In This Moment's Chris Howorth: top ten guitarists
“I decided I wanted to play guitar after seeing KISS on the Asylum tour in 1986,” explains In This Moment’s co-founder, guitarist Chris Howorth. “My parents took me. It was my first concert and I was blown away by KISS's production and the huge sound. I was soon obsessed… metal, thrash, glam... it didn't matter, I loved it all; from Slayer to Poison!”
Five albums in with the Los Angeles five-piece, his career choice and eclectic taste with hard rock and metal styles has paid dividends. In This Moment's new album, Black Widow, is their boldest musical move yet. Mixing in influences from hip hop, industrial and pop into their modern metal mixing pot to match an increasingly theatrical live show from the band Chris formed in 2005 with versatile singer Maria Brink.
When it comes to his guitar inspirations, Chris sees a thread running between them; “One thing a lot of the '80s bands had in common was a great lead guitarist,” he notes. Read on for his pick of the ten guitar players that inspired him to devote his life to music, together with his recommended songs to hear each of them on.
Eddie Van Halen
"Eddie changed guitar playing. His sound and style has influenced everyone.
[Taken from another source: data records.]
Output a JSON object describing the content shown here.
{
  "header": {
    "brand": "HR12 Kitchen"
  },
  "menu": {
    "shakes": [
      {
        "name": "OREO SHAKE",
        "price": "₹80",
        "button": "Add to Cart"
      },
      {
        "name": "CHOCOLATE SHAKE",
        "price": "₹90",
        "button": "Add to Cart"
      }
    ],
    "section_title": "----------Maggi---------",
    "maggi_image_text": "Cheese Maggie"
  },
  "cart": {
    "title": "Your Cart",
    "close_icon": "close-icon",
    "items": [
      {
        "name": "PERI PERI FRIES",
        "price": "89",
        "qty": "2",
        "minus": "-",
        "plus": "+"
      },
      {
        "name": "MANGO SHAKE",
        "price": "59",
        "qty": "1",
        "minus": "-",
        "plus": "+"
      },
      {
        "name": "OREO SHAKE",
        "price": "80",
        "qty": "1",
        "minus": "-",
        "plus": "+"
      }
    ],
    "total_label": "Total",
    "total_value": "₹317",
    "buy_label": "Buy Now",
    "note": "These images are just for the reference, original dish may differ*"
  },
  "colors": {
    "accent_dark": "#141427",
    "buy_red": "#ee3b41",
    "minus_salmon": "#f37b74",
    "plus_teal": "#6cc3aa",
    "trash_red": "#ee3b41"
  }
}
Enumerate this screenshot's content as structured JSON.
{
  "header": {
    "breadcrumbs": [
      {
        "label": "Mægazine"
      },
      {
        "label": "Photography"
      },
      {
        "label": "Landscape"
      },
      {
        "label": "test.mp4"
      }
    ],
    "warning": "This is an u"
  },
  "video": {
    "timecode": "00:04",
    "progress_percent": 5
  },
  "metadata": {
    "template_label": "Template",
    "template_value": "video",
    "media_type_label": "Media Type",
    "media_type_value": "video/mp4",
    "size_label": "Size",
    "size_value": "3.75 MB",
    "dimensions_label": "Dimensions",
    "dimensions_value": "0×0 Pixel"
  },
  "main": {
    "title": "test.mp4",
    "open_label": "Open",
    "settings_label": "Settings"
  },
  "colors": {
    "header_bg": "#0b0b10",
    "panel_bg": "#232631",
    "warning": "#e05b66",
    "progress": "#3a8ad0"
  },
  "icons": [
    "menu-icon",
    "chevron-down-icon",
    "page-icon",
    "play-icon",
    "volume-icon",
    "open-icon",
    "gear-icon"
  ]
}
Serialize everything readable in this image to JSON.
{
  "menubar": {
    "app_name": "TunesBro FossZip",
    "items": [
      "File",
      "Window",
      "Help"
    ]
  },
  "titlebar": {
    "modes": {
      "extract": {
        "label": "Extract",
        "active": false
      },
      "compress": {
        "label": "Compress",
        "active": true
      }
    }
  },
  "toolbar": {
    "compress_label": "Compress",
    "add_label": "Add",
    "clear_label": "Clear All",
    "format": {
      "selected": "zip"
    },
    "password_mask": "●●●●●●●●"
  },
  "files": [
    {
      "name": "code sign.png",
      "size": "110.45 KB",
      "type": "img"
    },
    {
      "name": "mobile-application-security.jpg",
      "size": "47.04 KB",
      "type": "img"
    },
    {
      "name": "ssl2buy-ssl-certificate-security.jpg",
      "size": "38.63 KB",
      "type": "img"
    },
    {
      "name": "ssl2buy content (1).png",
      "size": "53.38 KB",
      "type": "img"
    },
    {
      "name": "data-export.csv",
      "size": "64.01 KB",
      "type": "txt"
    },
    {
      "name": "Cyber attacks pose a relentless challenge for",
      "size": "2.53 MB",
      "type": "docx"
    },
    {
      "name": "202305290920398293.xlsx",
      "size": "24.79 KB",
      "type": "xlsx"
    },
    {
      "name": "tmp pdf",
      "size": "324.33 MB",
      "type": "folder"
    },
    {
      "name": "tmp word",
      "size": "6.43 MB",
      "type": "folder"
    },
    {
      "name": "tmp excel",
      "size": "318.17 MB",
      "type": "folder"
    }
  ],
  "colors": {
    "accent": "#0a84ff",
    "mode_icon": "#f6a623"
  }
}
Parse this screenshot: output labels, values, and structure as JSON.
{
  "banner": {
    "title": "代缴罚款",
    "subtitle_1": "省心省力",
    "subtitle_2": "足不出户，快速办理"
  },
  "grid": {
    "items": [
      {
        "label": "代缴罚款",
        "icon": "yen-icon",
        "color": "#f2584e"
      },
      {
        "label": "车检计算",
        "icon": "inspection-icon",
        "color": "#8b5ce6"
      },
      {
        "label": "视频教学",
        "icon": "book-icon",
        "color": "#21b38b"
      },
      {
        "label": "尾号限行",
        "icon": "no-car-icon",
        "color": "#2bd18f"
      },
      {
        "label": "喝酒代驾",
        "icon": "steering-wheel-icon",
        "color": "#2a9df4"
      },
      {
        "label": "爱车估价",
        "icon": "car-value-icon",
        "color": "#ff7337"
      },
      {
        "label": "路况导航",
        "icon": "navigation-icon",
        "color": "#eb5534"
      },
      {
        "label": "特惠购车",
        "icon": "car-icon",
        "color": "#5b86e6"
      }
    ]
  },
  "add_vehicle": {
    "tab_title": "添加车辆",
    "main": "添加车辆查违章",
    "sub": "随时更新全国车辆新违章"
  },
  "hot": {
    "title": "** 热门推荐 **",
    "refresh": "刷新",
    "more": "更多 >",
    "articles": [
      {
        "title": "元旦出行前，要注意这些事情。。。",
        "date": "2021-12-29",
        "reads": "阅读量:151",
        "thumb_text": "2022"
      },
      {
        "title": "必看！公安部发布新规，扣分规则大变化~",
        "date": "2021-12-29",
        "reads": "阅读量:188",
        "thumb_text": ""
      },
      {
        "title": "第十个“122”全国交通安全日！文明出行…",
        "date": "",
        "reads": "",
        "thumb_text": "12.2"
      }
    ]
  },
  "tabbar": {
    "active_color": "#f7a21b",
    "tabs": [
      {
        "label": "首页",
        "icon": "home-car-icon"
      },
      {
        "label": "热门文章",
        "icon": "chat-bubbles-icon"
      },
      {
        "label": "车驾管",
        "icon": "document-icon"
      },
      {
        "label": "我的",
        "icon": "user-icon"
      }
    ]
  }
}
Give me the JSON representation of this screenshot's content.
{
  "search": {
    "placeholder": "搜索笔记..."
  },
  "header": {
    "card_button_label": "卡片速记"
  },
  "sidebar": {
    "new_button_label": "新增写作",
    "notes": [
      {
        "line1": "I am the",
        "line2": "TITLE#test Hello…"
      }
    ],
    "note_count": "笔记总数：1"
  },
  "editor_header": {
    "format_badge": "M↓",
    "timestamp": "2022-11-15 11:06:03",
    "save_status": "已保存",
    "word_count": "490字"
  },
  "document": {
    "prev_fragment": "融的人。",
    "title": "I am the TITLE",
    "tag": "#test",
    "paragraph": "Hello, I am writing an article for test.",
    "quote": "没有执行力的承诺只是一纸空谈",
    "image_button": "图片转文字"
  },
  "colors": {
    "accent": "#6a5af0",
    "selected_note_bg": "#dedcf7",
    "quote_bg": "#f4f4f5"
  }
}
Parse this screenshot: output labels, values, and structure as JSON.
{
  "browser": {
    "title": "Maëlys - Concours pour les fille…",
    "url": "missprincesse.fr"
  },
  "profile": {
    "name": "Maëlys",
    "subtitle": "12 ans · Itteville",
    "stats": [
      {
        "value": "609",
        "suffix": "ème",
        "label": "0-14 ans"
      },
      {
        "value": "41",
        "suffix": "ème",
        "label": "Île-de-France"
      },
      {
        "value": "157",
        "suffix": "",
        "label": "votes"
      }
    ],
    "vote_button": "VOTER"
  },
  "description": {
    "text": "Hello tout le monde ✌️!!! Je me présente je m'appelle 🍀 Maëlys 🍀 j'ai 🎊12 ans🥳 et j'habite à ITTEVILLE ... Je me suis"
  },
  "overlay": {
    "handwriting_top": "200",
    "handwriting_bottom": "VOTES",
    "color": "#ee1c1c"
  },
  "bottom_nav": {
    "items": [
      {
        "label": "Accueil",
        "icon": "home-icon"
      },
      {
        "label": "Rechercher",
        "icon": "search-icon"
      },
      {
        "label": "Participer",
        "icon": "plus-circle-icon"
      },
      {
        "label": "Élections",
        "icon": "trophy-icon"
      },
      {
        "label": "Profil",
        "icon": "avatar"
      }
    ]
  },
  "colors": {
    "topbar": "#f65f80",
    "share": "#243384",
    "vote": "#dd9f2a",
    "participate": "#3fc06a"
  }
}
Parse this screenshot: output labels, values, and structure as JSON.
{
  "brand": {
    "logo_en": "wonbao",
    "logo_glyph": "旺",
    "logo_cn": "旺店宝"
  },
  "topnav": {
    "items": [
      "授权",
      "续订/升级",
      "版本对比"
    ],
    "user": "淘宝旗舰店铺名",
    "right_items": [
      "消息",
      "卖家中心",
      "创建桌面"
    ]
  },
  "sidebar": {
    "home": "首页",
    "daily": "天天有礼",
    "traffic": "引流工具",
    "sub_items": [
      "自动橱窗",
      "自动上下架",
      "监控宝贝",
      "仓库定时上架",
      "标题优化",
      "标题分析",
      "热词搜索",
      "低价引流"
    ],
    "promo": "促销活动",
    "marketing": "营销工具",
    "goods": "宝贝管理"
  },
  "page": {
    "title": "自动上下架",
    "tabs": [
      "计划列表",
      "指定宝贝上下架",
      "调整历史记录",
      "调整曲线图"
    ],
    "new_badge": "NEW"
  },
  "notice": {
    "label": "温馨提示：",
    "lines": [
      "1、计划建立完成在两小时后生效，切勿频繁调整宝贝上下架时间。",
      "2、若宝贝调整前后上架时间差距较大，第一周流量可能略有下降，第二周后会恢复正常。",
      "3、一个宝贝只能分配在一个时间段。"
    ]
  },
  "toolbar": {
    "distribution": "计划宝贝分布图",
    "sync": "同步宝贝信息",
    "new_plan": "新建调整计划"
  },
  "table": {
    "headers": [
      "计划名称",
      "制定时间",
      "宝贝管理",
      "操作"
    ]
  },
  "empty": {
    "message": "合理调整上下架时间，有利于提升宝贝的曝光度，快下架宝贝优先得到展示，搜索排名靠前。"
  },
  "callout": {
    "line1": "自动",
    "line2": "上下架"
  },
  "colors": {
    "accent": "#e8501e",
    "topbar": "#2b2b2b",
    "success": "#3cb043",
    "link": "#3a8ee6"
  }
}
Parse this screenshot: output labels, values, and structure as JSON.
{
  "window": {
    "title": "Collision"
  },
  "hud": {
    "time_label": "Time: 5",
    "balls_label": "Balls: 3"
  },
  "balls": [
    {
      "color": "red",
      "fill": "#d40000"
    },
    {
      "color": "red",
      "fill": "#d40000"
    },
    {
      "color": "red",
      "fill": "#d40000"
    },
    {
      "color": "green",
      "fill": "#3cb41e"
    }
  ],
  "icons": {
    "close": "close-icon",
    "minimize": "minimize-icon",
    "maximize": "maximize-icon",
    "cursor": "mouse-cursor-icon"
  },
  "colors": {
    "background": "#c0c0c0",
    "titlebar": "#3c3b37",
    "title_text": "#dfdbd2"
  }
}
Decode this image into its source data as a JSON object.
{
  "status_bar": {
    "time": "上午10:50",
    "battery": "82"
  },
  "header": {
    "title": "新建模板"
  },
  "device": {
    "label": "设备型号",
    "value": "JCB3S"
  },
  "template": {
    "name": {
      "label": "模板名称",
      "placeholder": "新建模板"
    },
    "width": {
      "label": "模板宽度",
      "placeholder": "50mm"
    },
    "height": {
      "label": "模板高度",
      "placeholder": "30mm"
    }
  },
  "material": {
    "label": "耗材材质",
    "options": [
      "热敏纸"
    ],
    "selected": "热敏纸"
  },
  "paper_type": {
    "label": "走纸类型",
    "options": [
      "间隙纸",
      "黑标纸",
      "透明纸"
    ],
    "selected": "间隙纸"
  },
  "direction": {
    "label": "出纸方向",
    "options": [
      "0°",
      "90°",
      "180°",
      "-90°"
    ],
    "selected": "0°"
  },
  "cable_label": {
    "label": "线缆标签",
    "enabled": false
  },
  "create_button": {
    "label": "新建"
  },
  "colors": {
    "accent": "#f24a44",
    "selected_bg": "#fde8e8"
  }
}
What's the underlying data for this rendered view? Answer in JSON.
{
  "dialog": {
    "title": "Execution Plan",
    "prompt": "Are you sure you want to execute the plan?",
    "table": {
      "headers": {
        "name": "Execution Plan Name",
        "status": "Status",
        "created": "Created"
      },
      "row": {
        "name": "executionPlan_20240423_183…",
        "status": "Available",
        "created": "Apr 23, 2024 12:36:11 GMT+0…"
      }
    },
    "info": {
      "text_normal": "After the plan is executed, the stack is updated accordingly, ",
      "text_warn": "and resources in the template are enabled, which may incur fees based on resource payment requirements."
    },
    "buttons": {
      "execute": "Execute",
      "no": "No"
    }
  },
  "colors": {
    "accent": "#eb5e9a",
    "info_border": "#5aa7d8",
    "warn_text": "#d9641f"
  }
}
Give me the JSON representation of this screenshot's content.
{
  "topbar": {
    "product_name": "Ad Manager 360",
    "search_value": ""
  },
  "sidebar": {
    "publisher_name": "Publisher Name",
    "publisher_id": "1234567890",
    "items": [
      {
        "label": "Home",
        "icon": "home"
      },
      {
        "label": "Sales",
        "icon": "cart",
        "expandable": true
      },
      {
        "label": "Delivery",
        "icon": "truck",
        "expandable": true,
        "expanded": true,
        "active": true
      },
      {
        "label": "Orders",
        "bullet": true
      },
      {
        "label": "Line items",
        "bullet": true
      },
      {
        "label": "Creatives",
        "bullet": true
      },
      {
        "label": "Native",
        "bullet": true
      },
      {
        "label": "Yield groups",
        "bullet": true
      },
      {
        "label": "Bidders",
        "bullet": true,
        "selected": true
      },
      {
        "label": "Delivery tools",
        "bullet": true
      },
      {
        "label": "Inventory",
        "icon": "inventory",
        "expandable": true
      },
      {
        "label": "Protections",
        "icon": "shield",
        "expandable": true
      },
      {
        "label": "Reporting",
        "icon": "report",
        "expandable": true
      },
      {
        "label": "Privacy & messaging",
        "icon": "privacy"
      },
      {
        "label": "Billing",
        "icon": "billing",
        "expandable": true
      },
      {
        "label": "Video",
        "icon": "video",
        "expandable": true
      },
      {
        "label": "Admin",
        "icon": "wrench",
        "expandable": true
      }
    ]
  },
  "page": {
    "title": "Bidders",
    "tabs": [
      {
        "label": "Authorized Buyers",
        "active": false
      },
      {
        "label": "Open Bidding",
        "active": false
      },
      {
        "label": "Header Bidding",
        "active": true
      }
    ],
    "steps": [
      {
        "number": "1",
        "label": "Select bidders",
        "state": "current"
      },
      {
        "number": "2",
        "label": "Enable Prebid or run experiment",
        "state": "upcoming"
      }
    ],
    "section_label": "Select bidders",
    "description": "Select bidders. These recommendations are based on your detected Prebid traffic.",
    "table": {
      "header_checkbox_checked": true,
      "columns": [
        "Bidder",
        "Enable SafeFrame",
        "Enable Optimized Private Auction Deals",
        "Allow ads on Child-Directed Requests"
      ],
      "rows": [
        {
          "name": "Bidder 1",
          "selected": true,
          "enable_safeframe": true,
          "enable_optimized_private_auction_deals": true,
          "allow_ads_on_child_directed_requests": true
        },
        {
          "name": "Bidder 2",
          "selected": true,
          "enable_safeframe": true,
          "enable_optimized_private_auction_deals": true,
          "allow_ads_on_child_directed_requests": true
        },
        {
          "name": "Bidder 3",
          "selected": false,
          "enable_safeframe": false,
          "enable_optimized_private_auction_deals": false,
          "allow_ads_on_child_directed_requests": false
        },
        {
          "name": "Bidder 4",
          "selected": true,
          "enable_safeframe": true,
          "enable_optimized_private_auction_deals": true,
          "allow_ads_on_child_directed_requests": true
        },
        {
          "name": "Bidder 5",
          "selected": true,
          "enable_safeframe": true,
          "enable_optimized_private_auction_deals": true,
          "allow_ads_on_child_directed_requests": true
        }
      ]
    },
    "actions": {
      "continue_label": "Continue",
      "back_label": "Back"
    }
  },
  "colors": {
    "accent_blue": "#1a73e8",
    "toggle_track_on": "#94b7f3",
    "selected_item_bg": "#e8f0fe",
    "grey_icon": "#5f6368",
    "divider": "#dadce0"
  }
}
I love everything Van Halen has done, both Roth and Hagar eras."
"Randy had a very distinct tone and style of playing. His work with Ozzy and his untimely death made him a legend. The lead in riff on Crazy Train was one of the first things I learned on guitar."
Jake E. Lee
"Four words; Bark At The Moon. When I first heard this riff and subsequent solo I was hooked. Jake is my favorite Ozzy guitarist. He has a raw aggressive style and is a great performer onstage as well.
"The Ultimate Sin (my favourite Ozzy record) and his solo band Badlands are both amazing albums that showcase his unique playing."
"I first got into Pantera and Dimebag/Diamond Darrell in 1989. I loved his playing on Power Metal and then when Cowboys From Hell came out, he blew everyone's minds with his precision metal riffage and crazy guitar solos. He was a huge influence on me and a big reason I started playing the heavier style of metal."
"Another '80s guy with a raw off the cuff approach. I loved the riffs and solos in Dokken. His melodic and unconventional approach to his solos makes him stand out from other players. It's not always about perfect technique, it's about the attitude and emotion. I love the guitar solos on Tooth And Nail, The Hunter and In My Dreams."
Marty Friedman and Jason Becker
"I lumped these guys together because I first discovered them together in Cacophony. They were super young and super talented. Their individual solo albums, Dragon's Kiss and Perpetual Burn took shredding and sweep picking to a new level (and this was decades before every scene band on the planet had sweep picking on every song).
"They both went on to even bigger things. Marty's playing on Megadeth's Rust In Peace was mind-blowing (he is my favourite Megadeth guitarist) and Jason went on to join David Lee Roth's solo band before falling ill [Jason suffers from amyotrophic lateral sclerosis]."
"The original neo classical sweep picking monster, Yngwie is precise, but raw and aggressive too. I loved his attitude and it came through in his playing."
"Ace might possibly be my biggest influence. His larger than life persona and 'don't give a fuck' attitude make him the coolest guy in this list. It's not about being technical with Ace, it's about the attitude."
Warren DeMartini and Robbin Crosby (Ratt)
"Warren's playing on Out Of The Cellar was so raw and unique, it felt like every solo was played in one take. He just had such a cool off the cuff feel on this release. Over the course of the next few albums, his playing got a bit more refined but always had his unique feel.
"I also have to mention Robbin Crosby, although he wasn't known for his leads, he did play some great ones and he was just cool. He was a rock star I really looked up to. I made my signature Schecter V red, just like the one Robbin had."
"Kirk is on this list because his playing was the soundtrack to my youth. Me and my boys driving around drinking beer and listening to Kill Em All, Ride The Lightning and Master Of Puppets. I learned all the solos, his hammer-on / pull-off licks and pentatonic shredding are a part of my solos to this day."